Chief inspector of prisons Anne Owers has made her second attack on the detention of children in immigration removal centres within a week, with a report on Tinsley House, Gatwick.
Ninety-nine children were held for more than the intended limit of 72 hours from April 2007-March 2008, while the centre also remained poorly equipped to deal with the “damaging effects” of detention, her report last week said.
It followed a review into conditions at Yarl’s Wood in Bedfordshire, which found that children with learning disabilities had been detained.
Children were also held for too long, to the detriment of their health and behaviour problems (www.communitycare.co.uk/109189).
Children held beyond seven days at Tinsley House did not have a care plan based on a comprehensive independent welfare assessment, and at the time of the inspection in March, assessments had been only carried out on three children who had been detained for over 28 days.
Inspectors also found a lack of care planning, no formal links with local children’s safeguarding arrangements, and that not all staff had received child protection training, despite improvements at the centre, run by GSL.
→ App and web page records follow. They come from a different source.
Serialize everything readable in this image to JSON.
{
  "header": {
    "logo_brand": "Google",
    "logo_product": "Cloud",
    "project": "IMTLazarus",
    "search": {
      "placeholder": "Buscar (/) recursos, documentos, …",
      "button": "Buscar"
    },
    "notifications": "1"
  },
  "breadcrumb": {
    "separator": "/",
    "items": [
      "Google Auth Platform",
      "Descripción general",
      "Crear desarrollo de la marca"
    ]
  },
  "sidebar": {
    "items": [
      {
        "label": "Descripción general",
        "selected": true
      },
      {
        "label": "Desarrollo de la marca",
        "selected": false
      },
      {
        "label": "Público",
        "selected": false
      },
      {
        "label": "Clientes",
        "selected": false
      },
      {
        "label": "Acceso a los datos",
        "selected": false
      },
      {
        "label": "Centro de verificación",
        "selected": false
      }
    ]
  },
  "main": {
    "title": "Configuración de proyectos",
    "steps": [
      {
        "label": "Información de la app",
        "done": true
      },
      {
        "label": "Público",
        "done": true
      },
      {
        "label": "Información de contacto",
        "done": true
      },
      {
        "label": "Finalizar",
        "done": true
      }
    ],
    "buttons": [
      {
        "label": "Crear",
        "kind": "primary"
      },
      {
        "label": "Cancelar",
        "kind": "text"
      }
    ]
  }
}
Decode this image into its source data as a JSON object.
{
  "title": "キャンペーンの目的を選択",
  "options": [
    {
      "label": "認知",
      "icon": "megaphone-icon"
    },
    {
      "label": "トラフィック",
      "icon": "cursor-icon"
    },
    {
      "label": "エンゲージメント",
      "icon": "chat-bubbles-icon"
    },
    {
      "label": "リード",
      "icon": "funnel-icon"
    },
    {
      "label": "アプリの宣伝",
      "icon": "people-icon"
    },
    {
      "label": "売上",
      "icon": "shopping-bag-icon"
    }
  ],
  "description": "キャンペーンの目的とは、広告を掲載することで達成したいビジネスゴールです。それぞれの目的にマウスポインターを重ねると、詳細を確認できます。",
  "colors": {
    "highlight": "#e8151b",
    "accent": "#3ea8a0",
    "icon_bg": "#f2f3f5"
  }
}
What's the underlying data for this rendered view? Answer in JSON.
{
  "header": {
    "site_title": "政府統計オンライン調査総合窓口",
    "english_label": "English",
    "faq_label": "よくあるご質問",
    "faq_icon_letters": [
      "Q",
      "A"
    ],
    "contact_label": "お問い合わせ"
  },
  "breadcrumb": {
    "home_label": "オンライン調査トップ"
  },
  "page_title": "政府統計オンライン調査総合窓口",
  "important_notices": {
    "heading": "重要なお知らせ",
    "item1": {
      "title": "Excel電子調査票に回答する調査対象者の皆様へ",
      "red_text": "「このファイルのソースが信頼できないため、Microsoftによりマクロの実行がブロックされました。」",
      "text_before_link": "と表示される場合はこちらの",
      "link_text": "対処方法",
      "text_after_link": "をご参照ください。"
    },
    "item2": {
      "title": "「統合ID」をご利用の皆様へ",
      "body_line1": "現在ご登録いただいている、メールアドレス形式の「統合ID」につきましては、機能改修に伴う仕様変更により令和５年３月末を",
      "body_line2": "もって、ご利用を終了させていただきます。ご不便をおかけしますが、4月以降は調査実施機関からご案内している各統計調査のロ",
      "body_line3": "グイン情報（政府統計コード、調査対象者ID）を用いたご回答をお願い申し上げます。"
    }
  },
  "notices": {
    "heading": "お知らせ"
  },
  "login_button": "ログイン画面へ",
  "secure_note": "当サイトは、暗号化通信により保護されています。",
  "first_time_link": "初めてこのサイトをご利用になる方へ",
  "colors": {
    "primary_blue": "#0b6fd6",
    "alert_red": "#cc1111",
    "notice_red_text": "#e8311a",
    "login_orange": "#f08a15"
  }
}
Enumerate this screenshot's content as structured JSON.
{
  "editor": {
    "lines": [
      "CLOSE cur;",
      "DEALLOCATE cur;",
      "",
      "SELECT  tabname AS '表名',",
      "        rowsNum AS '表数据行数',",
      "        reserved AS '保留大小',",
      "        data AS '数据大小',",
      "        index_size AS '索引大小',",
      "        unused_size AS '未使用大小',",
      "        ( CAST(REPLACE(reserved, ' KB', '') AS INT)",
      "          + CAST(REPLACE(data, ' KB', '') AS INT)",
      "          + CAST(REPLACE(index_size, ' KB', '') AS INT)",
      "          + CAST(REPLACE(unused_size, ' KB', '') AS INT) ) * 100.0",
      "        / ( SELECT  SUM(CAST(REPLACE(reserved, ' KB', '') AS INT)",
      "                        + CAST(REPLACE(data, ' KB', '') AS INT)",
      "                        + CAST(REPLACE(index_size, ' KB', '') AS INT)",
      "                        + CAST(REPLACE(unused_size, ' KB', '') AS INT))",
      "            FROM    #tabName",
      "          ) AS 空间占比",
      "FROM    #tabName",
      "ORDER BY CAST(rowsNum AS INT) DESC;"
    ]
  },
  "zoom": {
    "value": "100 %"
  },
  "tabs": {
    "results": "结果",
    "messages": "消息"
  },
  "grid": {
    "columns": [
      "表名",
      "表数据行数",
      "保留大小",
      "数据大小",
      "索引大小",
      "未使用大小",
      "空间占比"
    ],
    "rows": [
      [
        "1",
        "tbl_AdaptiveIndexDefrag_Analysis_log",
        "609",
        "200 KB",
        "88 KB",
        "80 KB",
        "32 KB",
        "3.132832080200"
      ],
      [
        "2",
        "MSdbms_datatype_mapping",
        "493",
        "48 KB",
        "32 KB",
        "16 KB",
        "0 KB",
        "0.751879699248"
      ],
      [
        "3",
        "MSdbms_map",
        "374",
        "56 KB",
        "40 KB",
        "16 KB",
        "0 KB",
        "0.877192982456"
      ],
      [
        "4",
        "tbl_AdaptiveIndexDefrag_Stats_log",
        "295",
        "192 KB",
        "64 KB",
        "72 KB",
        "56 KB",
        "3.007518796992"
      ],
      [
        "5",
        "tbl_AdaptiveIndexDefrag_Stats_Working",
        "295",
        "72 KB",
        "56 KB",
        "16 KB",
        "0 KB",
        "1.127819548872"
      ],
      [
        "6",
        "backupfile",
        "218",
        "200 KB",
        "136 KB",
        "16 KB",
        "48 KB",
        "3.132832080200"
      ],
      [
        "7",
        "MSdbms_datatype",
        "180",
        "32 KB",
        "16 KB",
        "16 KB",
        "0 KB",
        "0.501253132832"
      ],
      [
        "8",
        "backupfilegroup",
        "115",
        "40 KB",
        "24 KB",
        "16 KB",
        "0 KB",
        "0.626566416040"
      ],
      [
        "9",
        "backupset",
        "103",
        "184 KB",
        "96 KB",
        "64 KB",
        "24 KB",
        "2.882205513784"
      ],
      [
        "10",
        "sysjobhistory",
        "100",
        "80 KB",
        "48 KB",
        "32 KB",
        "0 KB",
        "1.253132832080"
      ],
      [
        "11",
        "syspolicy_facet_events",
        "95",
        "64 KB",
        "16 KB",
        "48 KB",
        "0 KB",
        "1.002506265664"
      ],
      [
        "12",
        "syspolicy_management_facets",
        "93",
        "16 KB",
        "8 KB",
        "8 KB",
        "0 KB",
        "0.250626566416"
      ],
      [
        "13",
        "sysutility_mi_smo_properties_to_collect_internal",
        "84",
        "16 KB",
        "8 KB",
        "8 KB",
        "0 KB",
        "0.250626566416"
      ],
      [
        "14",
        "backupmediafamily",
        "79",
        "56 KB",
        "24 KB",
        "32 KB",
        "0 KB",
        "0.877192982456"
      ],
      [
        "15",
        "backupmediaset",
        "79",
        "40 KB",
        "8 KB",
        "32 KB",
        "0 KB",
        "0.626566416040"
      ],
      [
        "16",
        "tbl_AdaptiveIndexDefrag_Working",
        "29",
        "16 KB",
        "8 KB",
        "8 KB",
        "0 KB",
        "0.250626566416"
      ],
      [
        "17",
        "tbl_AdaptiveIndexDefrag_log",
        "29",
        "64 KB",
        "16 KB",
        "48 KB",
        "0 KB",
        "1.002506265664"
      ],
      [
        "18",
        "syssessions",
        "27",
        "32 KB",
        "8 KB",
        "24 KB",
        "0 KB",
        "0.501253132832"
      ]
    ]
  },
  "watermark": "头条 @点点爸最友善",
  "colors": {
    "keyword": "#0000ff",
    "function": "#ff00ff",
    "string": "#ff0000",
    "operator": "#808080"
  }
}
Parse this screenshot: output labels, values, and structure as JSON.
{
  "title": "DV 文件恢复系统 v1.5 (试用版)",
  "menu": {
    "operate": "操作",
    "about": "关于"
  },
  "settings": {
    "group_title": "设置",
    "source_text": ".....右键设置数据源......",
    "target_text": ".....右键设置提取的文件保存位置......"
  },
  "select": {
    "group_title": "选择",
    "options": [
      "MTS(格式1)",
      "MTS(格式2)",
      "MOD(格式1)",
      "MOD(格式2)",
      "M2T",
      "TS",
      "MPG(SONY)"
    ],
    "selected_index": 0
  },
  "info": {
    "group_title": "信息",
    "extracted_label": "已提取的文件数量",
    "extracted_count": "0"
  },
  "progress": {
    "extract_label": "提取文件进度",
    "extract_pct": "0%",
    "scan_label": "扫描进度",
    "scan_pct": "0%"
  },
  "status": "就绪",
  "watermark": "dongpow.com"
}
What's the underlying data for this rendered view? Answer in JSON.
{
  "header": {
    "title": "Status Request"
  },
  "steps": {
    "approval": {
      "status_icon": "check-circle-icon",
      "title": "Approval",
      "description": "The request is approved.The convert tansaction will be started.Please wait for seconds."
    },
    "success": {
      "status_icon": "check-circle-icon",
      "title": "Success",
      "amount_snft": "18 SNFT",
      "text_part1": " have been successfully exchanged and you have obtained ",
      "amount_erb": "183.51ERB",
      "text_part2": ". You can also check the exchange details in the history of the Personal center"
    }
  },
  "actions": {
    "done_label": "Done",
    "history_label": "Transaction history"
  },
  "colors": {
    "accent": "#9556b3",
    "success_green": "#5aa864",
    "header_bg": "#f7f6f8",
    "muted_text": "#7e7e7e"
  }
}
➔ Full story from www.communitycare.co.uk/109231 and report from www.communitycare.co.uk/tinsley